“They have done a great job of going through the process and making sure that we’re being good stewards of the money we have been donated,” said Washington Harbor District Alliance Executive Director Meg Howdy. “They did a lot of planning before we even bought the building. This project has been several years in the making, but it’s really impressive that we took this building where the roof was leaking and the boards were warped, and in 18 months, they made it look like it is today.”
Cummings, who has a background in engineering, served as the project manager for the Harbor District Market. From putting in the physical work to working with contractors, Cummings contributes his expertise on building and fire codes and helps the WHDA stay on target with its budgeting.
Furlough serves as president of the WHDA Board. Howdy says he helped bring in community leaders to support the project and also served as a leader himself. Presenting a vision for the market, Furlough continues to work with stakeholders to find the right way to get there.

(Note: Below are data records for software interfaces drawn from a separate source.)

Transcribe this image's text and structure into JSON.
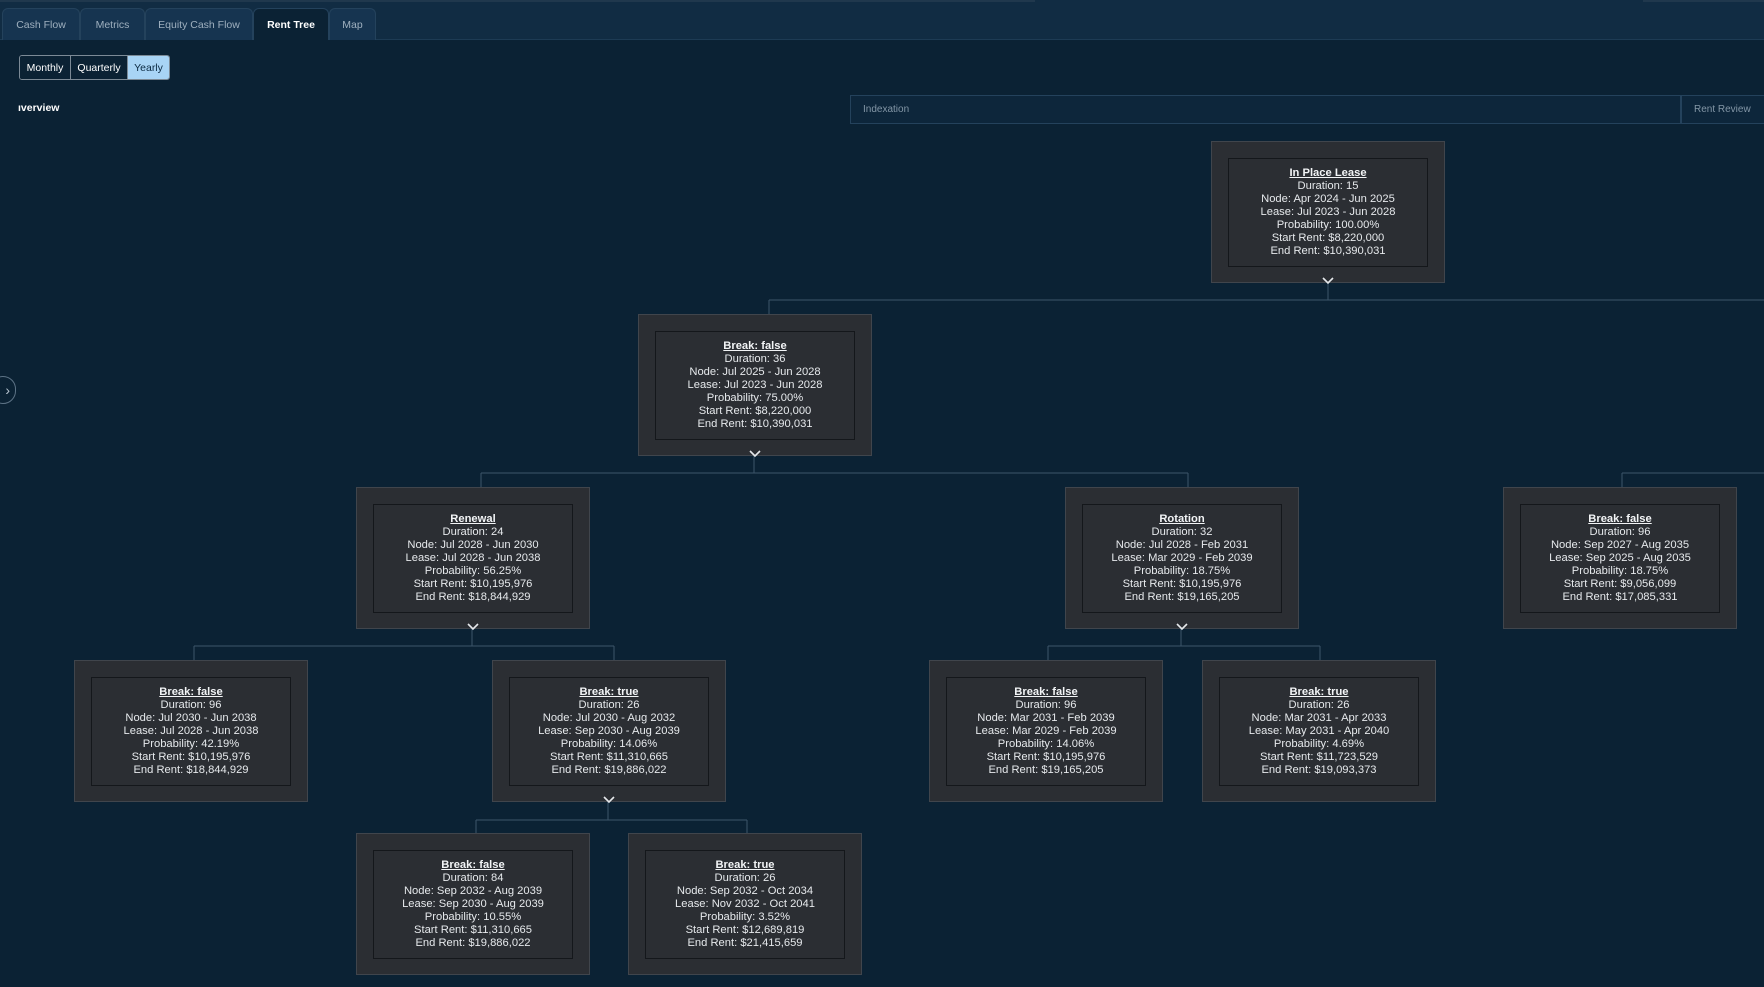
{
  "tabs": [
    {
      "label": "Cash Flow",
      "active": false
    },
    {
      "label": "Metrics",
      "active": false
    },
    {
      "label": "Equity Cash Flow",
      "active": false
    },
    {
      "label": "Rent Tree",
      "active": true
    },
    {
      "label": "Map",
      "active": false
    }
  ],
  "period": {
    "options": [
      "Monthly",
      "Quarterly",
      "Yearly"
    ],
    "selected": "Yearly"
  },
  "overview_label": "ıverview",
  "column_headers": {
    "indexation": "Indexation",
    "rent_review": "Rent Review"
  },
  "icons": {
    "expand": "chevron-down-icon",
    "side_toggle": "chevron-right-icon"
  },
  "colors": {
    "background": "#0b2234",
    "node_fill": "#2b2e33",
    "active_toggle": "#a8d4f5",
    "connector": "#3d556a"
  },
  "nodes": [
    {
      "id": "n0",
      "title": "In Place Lease",
      "duration": "Duration: 15",
      "node": "Node: Apr 2024 - Jun 2025",
      "lease": "Lease: Jul 2023 - Jun 2028",
      "probability": "Probability: 100.00%",
      "start_rent": "Start Rent: $8,220,000",
      "end_rent": "End Rent: $10,390,031",
      "expandable": true
    },
    {
      "id": "n1",
      "title": "Break: false",
      "duration": "Duration: 36",
      "node": "Node: Jul 2025 - Jun 2028",
      "lease": "Lease: Jul 2023 - Jun 2028",
      "probability": "Probability: 75.00%",
      "start_rent": "Start Rent: $8,220,000",
      "end_rent": "End Rent: $10,390,031",
      "expandable": true
    },
    {
      "id": "n2",
      "title": "Renewal",
      "duration": "Duration: 24",
      "node": "Node: Jul 2028 - Jun 2030",
      "lease": "Lease: Jul 2028 - Jun 2038",
      "probability": "Probability: 56.25%",
      "start_rent": "Start Rent: $10,195,976",
      "end_rent": "End Rent: $18,844,929",
      "expandable": true
    },
    {
      "id": "n3",
      "title": "Rotation",
      "duration": "Duration: 32",
      "node": "Node: Jul 2028 - Feb 2031",
      "lease": "Lease: Mar 2029 - Feb 2039",
      "probability": "Probability: 18.75%",
      "start_rent": "Start Rent: $10,195,976",
      "end_rent": "End Rent: $19,165,205",
      "expandable": true
    },
    {
      "id": "n4",
      "title": "Break: false",
      "duration": "Duration: 96",
      "node": "Node: Sep 2027 - Aug 2035",
      "lease": "Lease: Sep 2025 - Aug 2035",
      "probability": "Probability: 18.75%",
      "start_rent": "Start Rent: $9,056,099",
      "end_rent": "End Rent: $17,085,331",
      "expandable": false
    },
    {
      "id": "n5",
      "title": "Break: false",
      "duration": "Duration: 96",
      "node": "Node: Jul 2030 - Jun 2038",
      "lease": "Lease: Jul 2028 - Jun 2038",
      "probability": "Probability: 42.19%",
      "start_rent": "Start Rent: $10,195,976",
      "end_rent": "End Rent: $18,844,929",
      "expandable": false
    },
    {
      "id": "n6",
      "title": "Break: true",
      "duration": "Duration: 26",
      "node": "Node: Jul 2030 - Aug 2032",
      "lease": "Lease: Sep 2030 - Aug 2039",
      "probability": "Probability: 14.06%",
      "start_rent": "Start Rent: $11,310,665",
      "end_rent": "End Rent: $19,886,022",
      "expandable": true
    },
    {
      "id": "n7",
      "title": "Break: false",
      "duration": "Duration: 96",
      "node": "Node: Mar 2031 - Feb 2039",
      "lease": "Lease: Mar 2029 - Feb 2039",
      "probability": "Probability: 14.06%",
      "start_rent": "Start Rent: $10,195,976",
      "end_rent": "End Rent: $19,165,205",
      "expandable": false
    },
    {
      "id": "n8",
      "title": "Break: true",
      "duration": "Duration: 26",
      "node": "Node: Mar 2031 - Apr 2033",
      "lease": "Lease: May 2031 - Apr 2040",
      "probability": "Probability: 4.69%",
      "start_rent": "Start Rent: $11,723,529",
      "end_rent": "End Rent: $19,093,373",
      "expandable": false
    },
    {
      "id": "n9",
      "title": "Break: false",
      "duration": "Duration: 84",
      "node": "Node: Sep 2032 - Aug 2039",
      "lease": "Lease: Sep 2030 - Aug 2039",
      "probability": "Probability: 10.55%",
      "start_rent": "Start Rent: $11,310,665",
      "end_rent": "End Rent: $19,886,022",
      "expandable": false
    },
    {
      "id": "n10",
      "title": "Break: true",
      "duration": "Duration: 26",
      "node": "Node: Sep 2032 - Oct 2034",
      "lease": "Lease: Nov 2032 - Oct 2041",
      "probability": "Probability: 3.52%",
      "start_rent": "Start Rent: $12,689,819",
      "end_rent": "End Rent: $21,415,659",
      "expandable": false
    }
  ]
}
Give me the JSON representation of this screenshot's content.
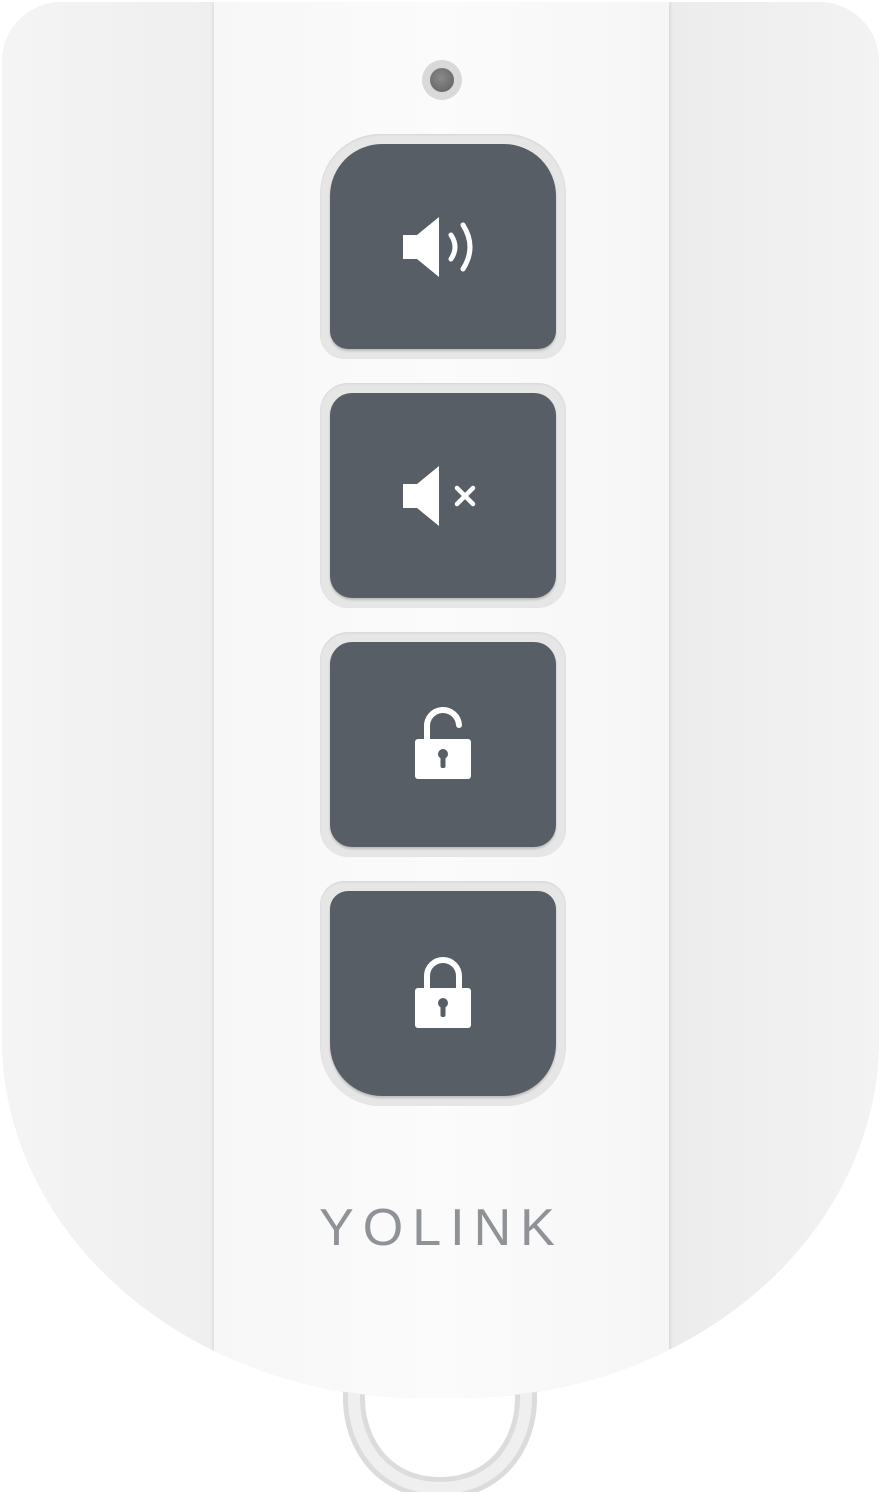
{
  "device": {
    "brand": "YOLINK",
    "colors": {
      "body": "#f1f1f1",
      "button": "#585e66",
      "icon": "#ffffff",
      "brand_text": "#8f9297",
      "led": "#6b6b6b"
    },
    "buttons": [
      {
        "icon": "speaker-on-icon"
      },
      {
        "icon": "speaker-mute-icon"
      },
      {
        "icon": "unlock-icon"
      },
      {
        "icon": "lock-icon"
      }
    ]
  }
}
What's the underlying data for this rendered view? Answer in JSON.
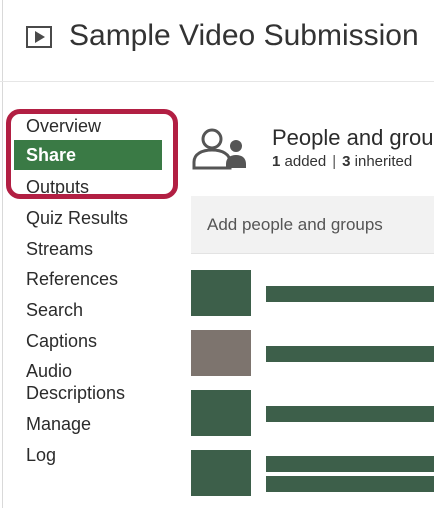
{
  "header": {
    "title": "Sample Video Submission",
    "icon": "video-play-icon"
  },
  "sidebar": {
    "items": [
      {
        "label": "Overview",
        "active": false
      },
      {
        "label": "Share",
        "active": true
      },
      {
        "label": "Outputs",
        "active": false
      },
      {
        "label": "Quiz Results",
        "active": false
      },
      {
        "label": "Streams",
        "active": false
      },
      {
        "label": "References",
        "active": false
      },
      {
        "label": "Search",
        "active": false
      },
      {
        "label": "Captions",
        "active": false
      },
      {
        "label": "Audio Descriptions",
        "active": false
      },
      {
        "label": "Manage",
        "active": false
      },
      {
        "label": "Log",
        "active": false
      }
    ],
    "highlight_color": "#b21f43",
    "active_color": "#3a7a45"
  },
  "main": {
    "section_title": "People and groups",
    "added_count": "1",
    "added_label": "added",
    "inherited_count": "3",
    "inherited_label": "inherited",
    "add_placeholder": "Add people and groups",
    "icon": "people-icon",
    "members": [
      {
        "avatar_color": "#3d5f4a"
      },
      {
        "avatar_color": "#7d746e"
      },
      {
        "avatar_color": "#3d5f4a"
      },
      {
        "avatar_color": "#3d5f4a"
      }
    ]
  }
}
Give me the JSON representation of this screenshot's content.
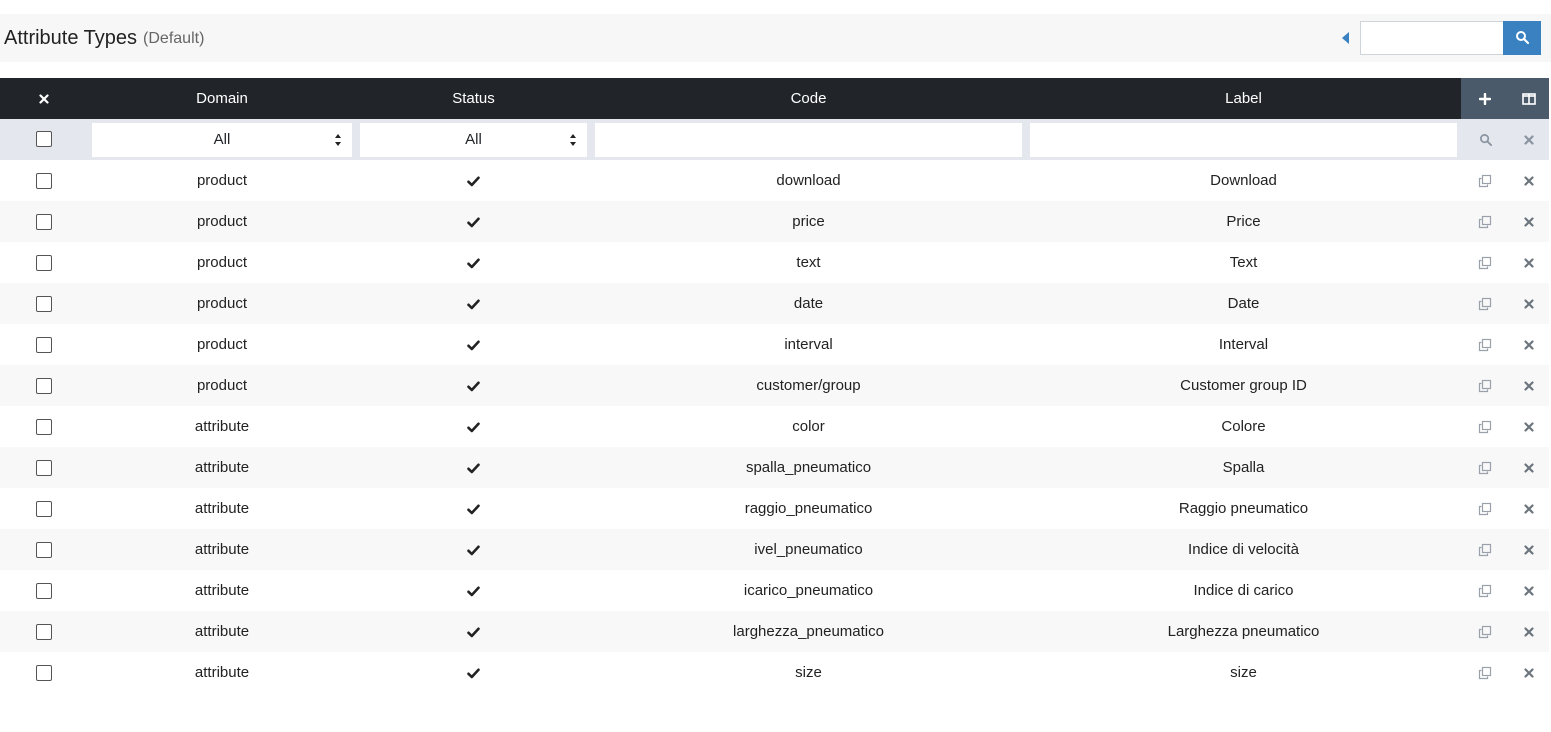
{
  "header": {
    "title": "Attribute Types",
    "subtitle": "(Default)",
    "search_value": ""
  },
  "columns": [
    "Domain",
    "Status",
    "Code",
    "Label"
  ],
  "filters": {
    "domain": "All",
    "status": "All",
    "code": "",
    "label": ""
  },
  "icons": {
    "search": "search-icon",
    "toggle": "caret-left-icon",
    "add": "plus-icon",
    "columns": "columns-icon",
    "clear": "times-icon",
    "copy": "copy-icon",
    "delete": "times-icon",
    "status_ok": "check-icon"
  },
  "colors": {
    "header_bg": "#212529",
    "action_header_bg": "#4b5a6b",
    "filter_bg": "#e4e7ee",
    "accent": "#3a81c2"
  },
  "rows": [
    {
      "domain": "product",
      "status": "enabled",
      "code": "download",
      "label": "Download"
    },
    {
      "domain": "product",
      "status": "enabled",
      "code": "price",
      "label": "Price"
    },
    {
      "domain": "product",
      "status": "enabled",
      "code": "text",
      "label": "Text"
    },
    {
      "domain": "product",
      "status": "enabled",
      "code": "date",
      "label": "Date"
    },
    {
      "domain": "product",
      "status": "enabled",
      "code": "interval",
      "label": "Interval"
    },
    {
      "domain": "product",
      "status": "enabled",
      "code": "customer/group",
      "label": "Customer group ID"
    },
    {
      "domain": "attribute",
      "status": "enabled",
      "code": "color",
      "label": "Colore"
    },
    {
      "domain": "attribute",
      "status": "enabled",
      "code": "spalla_pneumatico",
      "label": "Spalla"
    },
    {
      "domain": "attribute",
      "status": "enabled",
      "code": "raggio_pneumatico",
      "label": "Raggio pneumatico"
    },
    {
      "domain": "attribute",
      "status": "enabled",
      "code": "ivel_pneumatico",
      "label": "Indice di velocità"
    },
    {
      "domain": "attribute",
      "status": "enabled",
      "code": "icarico_pneumatico",
      "label": "Indice di carico"
    },
    {
      "domain": "attribute",
      "status": "enabled",
      "code": "larghezza_pneumatico",
      "label": "Larghezza pneumatico"
    },
    {
      "domain": "attribute",
      "status": "enabled",
      "code": "size",
      "label": "size"
    }
  ]
}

“We wouldn’t be where we are without them,” Howdy said. “They really are the type of people that will get in, get their hands dirty and make it happen. They don’t allow for obstacles to get in our way. If we come across something where we’re not sure how to make it happen, they sit down, and we work it through.”
Both Cummings and Furlough say seeing the market come to life has been a rewarding experience in a number of ways. From enhancing downtown Washington and strengthening the community to the diversity it brings and the economic impact the space has for its vendors, it’s been a powerful project.
“One of the biggest reasons to do a market like this is to provide an inclusive public space that provides an opportunity for vendors at an affordable level,” Furlough said. “Our goal is to promote inclusiveness and promote diversity in our community. It also serves as a place where groups can meet and talk about community issues. It’s a place where we can meet and talk about healthy food initiatives. It’s a place where we can go as a community and be entertained with music while shopping at a space like this. We are providing an opportunity for our community to come together intentionally.”
“It checks an awful lot of different boxes that I’m interested in,” Cummings added. “One is the adaptive reuse of an older building. It also offers an individual opportunity for people in there to start their own small business. Overall, it’s contributing to the economic growth of Main Street. We see that every day.”
The work at the Harbor District Market is far from over. Future plans include the installation of a demo kitchen downstairs, a commercial kitchen upstairs and spaces for meetings and educational programing.
To learn more about the Harbor District Market and the vision for that space moving forward, visit www.harbordistrictmarket.org.